Progress to Freedom 35: 2015 Q2 Update
It’s time for our second quarterly update on how we are doing relative to our financial goals. Our first update surprised us, mainly in terms of how much we were spending. We set out to reduce waste and track expenses more regularly. This has really paid off: while our income was lower this quarter than last, thanks to reduced spending we maintained a high savings rate and crept closer to being on track to meet our goal of financial independence and early retirement by 35.
We weren’t being too miserly and still managed to spend money on the things that we value: good food, fun with friends, travel to interesting places (and perhaps some wasteful spending in our luxury car). Let’s see where that left us.
We averaged ~$3000/month in spending during the second quarter of the year. Broken down by category, that money went to:
- Home – 63%
- Health & Fitness – 11%
- Food & Dining – 8%
- Travel – 8%
- Bills & Utilities – 5%
- Other – 5%
Since we’ve been tracking our monthly expenses separately, we won’t go into more detail on expenses here. We spent $1600/month less during the last three months then we did the first three months of the year. Much of the difference can be attributed to the end of pregnancy related bills, however, I think some chunk of that has to do with starting to track our spending publicly each month at a very granular level. It keeps you honest about wasting money when you know people on the internet will be judging you :). There is something to be said for setting goals and keeping yourself accountable in public.

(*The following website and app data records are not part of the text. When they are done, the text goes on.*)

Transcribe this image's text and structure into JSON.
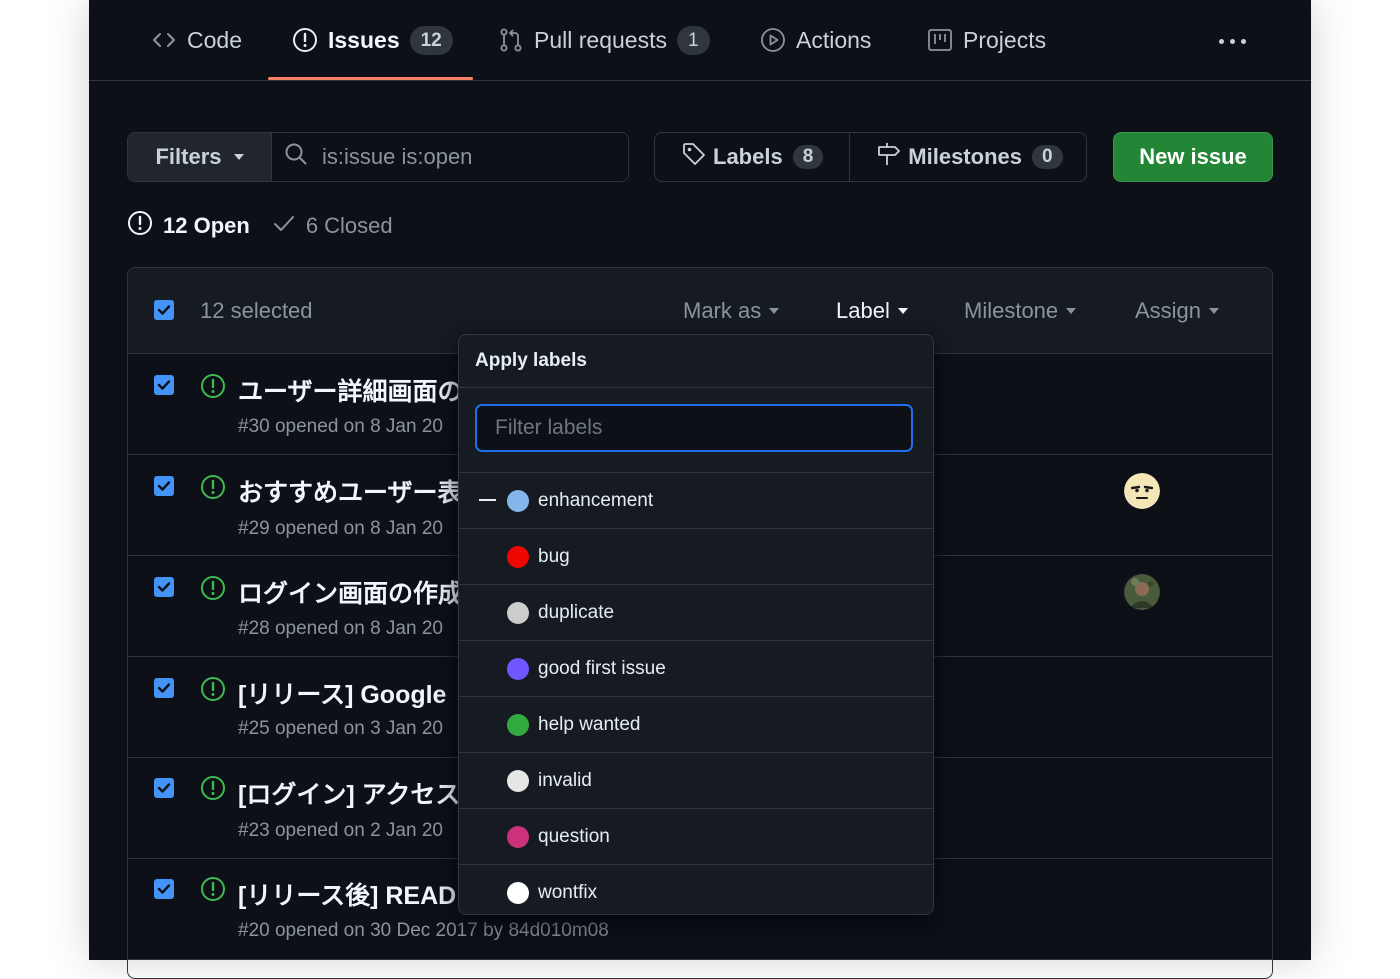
{
  "tabs": [
    {
      "label": "Code",
      "icon": "code-icon"
    },
    {
      "label": "Issues",
      "count": "12",
      "icon": "issue-opened-icon",
      "selected": true
    },
    {
      "label": "Pull requests",
      "count": "1",
      "icon": "git-pull-request-icon"
    },
    {
      "label": "Actions",
      "icon": "play-icon"
    },
    {
      "label": "Projects",
      "icon": "project-icon"
    }
  ],
  "toolbar": {
    "filters_label": "Filters",
    "search_value": "is:issue is:open",
    "labels_label": "Labels",
    "labels_count": "8",
    "milestones_label": "Milestones",
    "milestones_count": "0",
    "new_issue_label": "New issue"
  },
  "states": {
    "open": "12 Open",
    "closed": "6 Closed"
  },
  "list_header": {
    "selected": "12 selected",
    "mark_as": "Mark as",
    "label": "Label",
    "milestone": "Milestone",
    "assign": "Assign"
  },
  "issues": [
    {
      "title": "ユーザー詳細画面の",
      "meta": "#30 opened on 8 Jan 20"
    },
    {
      "title": "おすすめユーザー表",
      "meta": "#29 opened on 8 Jan 20"
    },
    {
      "title": "ログイン画面の作成",
      "meta": "#28 opened on 8 Jan 20"
    },
    {
      "title": "[リリース] Google",
      "meta": "#25 opened on 3 Jan 20"
    },
    {
      "title": "[ログイン] アクセス",
      "meta": "#23 opened on 2 Jan 20"
    },
    {
      "title": "[リリース後] READ",
      "meta": "#20 opened on 30 Dec 2017 by 84d010m08"
    }
  ],
  "dropdown": {
    "title": "Apply labels",
    "filter_placeholder": "Filter labels",
    "labels": [
      {
        "name": "enhancement",
        "color": "#84b6eb",
        "partial": true
      },
      {
        "name": "bug",
        "color": "#ee0701",
        "partial": false
      },
      {
        "name": "duplicate",
        "color": "#cccccc",
        "partial": false
      },
      {
        "name": "good first issue",
        "color": "#7057ff",
        "partial": false
      },
      {
        "name": "help wanted",
        "color": "#33aa3f",
        "partial": false
      },
      {
        "name": "invalid",
        "color": "#e6e6e6",
        "partial": false
      },
      {
        "name": "question",
        "color": "#cc317c",
        "partial": false
      },
      {
        "name": "wontfix",
        "color": "#ffffff",
        "partial": false
      }
    ]
  },
  "colors": {
    "accent": "#f78166",
    "primary_button": "#238636",
    "checkbox": "#4493f8",
    "open_issue": "#3fb950"
  }
}
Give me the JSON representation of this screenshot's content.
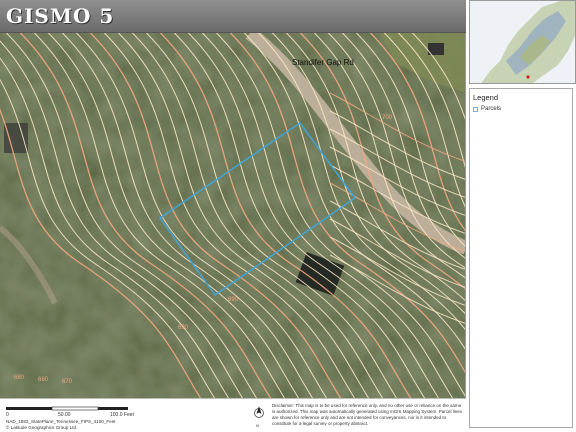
{
  "header": {
    "title": "GISMO 5"
  },
  "map": {
    "road_label": "Standifer Gap Rd",
    "contour_labels": [
      "680",
      "660",
      "670",
      "690",
      "690",
      "700"
    ],
    "colors": {
      "index_contour": "#f4a97f",
      "contour": "#fbe7c6",
      "parcel": "#3fa5d8",
      "road": "#c9b7a3",
      "forest_dark": "#2e3a22",
      "forest_mid": "#4d5a36"
    }
  },
  "inset": {
    "icon": "overview-map"
  },
  "legend": {
    "title": "Legend",
    "items": [
      {
        "label": "Parcels",
        "swatch_color": "#7ab0d6"
      }
    ]
  },
  "footer": {
    "scale_labels": [
      "0",
      "50.00",
      "100.0 Feet"
    ],
    "coordinates": "NAD_1983_StatePlane_Tennessee_FIPS_4100_Feet",
    "attribution": "© Latitude Geographics Group Ltd.",
    "north_label": "N",
    "disclaimer": "Disclaimer: This map is to be used for reference only, and no other use or reliance on the same is authorized. This map was automatically generated using mGIS Mapping System. Parcel lines are shown for reference only and are not intended for conveyances, nor is it intended to constitute for a legal survey or property abstract."
  }
}
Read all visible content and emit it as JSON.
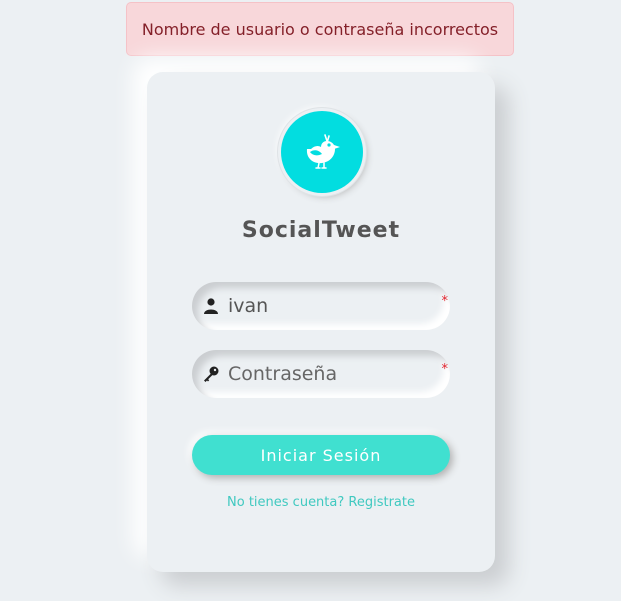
{
  "alert": {
    "message": "Nombre de usuario o contraseña incorrectos"
  },
  "brand": {
    "name": "SocialTweet",
    "icon": "bird-icon"
  },
  "form": {
    "username": {
      "value": "ivan",
      "required_mark": "*",
      "icon": "user-icon"
    },
    "password": {
      "placeholder": "Contraseña",
      "value": "",
      "required_mark": "*",
      "icon": "key-icon"
    },
    "submit_label": "Iniciar Sesión",
    "register_link": "No tienes cuenta? Registrate"
  },
  "colors": {
    "background": "#ecf0f3",
    "accent": "#40e0d0",
    "logo": "#02dde0",
    "alert_bg": "#f8d7da",
    "alert_text": "#842029"
  }
}
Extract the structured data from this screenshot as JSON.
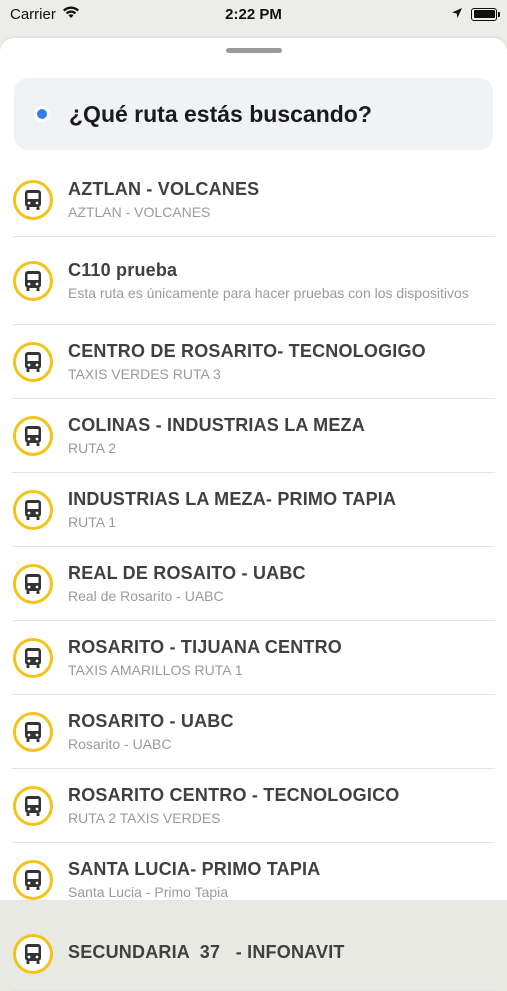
{
  "status_bar": {
    "carrier": "Carrier",
    "time": "2:22 PM"
  },
  "search": {
    "prompt": "¿Qué ruta estás buscando?",
    "dot_color": "#2f80ed"
  },
  "accent_color": "#f3c318",
  "routes": [
    {
      "title": "AZTLAN - VOLCANES",
      "subtitle": "AZTLAN - VOLCANES"
    },
    {
      "title": "C110 prueba",
      "subtitle": "Esta ruta es únicamente para hacer pruebas con los dispositivos"
    },
    {
      "title": "CENTRO DE ROSARITO- TECNOLOGIGO",
      "subtitle": "TAXIS VERDES RUTA 3"
    },
    {
      "title": "COLINAS - INDUSTRIAS LA MEZA",
      "subtitle": "RUTA 2"
    },
    {
      "title": "INDUSTRIAS LA MEZA- PRIMO TAPIA",
      "subtitle": "RUTA 1"
    },
    {
      "title": "REAL DE ROSAITO - UABC",
      "subtitle": "Real de Rosarito - UABC"
    },
    {
      "title": "ROSARITO - TIJUANA CENTRO",
      "subtitle": "TAXIS AMARILLOS RUTA 1"
    },
    {
      "title": "ROSARITO - UABC",
      "subtitle": "Rosarito - UABC"
    },
    {
      "title": "ROSARITO CENTRO - TECNOLOGICO",
      "subtitle": "RUTA 2 TAXIS VERDES"
    },
    {
      "title": "SANTA LUCIA- PRIMO TAPIA",
      "subtitle": "Santa Lucia - Primo Tapia"
    },
    {
      "title": "SECUNDARIA  37   - INFONAVIT",
      "subtitle": ""
    }
  ]
}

Q2 2015 Average Monthly Income: ~$15,500
(-$6600 taxes paid for 2014)
Starting this update, we decided to try breaking down income by source:
- Wages – 92%
- Investment Income – 5%
- Promotions, Cash Back, Referrals, Etc. – 3%
The majority of our income is the boring kind that comes from performing services in exchange for currency. The major difference is that The DJ transitioned from fully paid leave to partial and unpaid leave during this time. This was mitigated somewhat by an unexpected raise and bonus, but even so, our income overall was a fair bit lower than last quarter. This was totally worth it, as she thoroughly enjoyed her time off, now if only there was some way to make that full-time…
Interest income, capital gains, and dividends received from taxable accounts (tax advantaged accounts are automatically re-invested and not counted here, since we never see the funds).
Promotions, Cash Back, Referrals, Etc.
Similar to travel reward credit card churning, we don’t pass up on bank account opening bonuses, credit card promotions, and other offers that sound rewarding and take minimal time and effort. During this quarter, we received a couple cash bonuses for opening accounts and took advantage of American Express’ generosity in paying us to buy cash equivalents. Hey, everybody needs a hobby…
As for referrals, someone seems to have used our Hanscom Federal Credit Union Referral Link: They offer a high interest savings account that you can partially fund by credit card (good for meeting minimum spending requirements). Whoever it was, thanks, and hopefully it worked out as well for them as it did for us.
At the end of the second quarter:
- Total Net Worth: ~$802,500
- Net Investable Assets (excluding home equity): ~$685,000
Our net-worth has increased ~$25,000 since our last quarterly update. Based on numbers above, this means we saved $30,000 during the past quarter and suffered $5,000 in market losses. Despite the recent losses, our net worth has increased ~$97,000 (+13.5%) year-to-date.
The market gives and the market taketh away…
As a side note, with the exchange rate at the time of writing, we would be millionaires in certain hard to find countries! This milestone is kind of arbitrary, but it was cool to us.
Progress To Freedom 35
YTD Savings Rate: 75%
We are happy at continuing to maintain a >75% savings rate. We’d like to see if we can meet our stretch goal of >80% by the end of the year.
Financial Independence Target: Q1 2018
The DJ is conservative and considers a 3% withdrawal rate safe, which means we’d have to wait over five years before retiring. The MC is ok with as aggressive a withdrawal rate as 5%, which would put us ahead of target to retire by 35! If we split the difference and go with the popular 4% rule, we are two and a half years away (one month short of our goal).
Projected retirement date at 3%: Nov. 2020
Projected retirement date at 4%: Apr. 2018
Projected retirement date at 5%: Oct. 2016
These projections are based on a lot of assumptions, some conservative, some optimistic. We’re looking to see how it unfolds and what changes.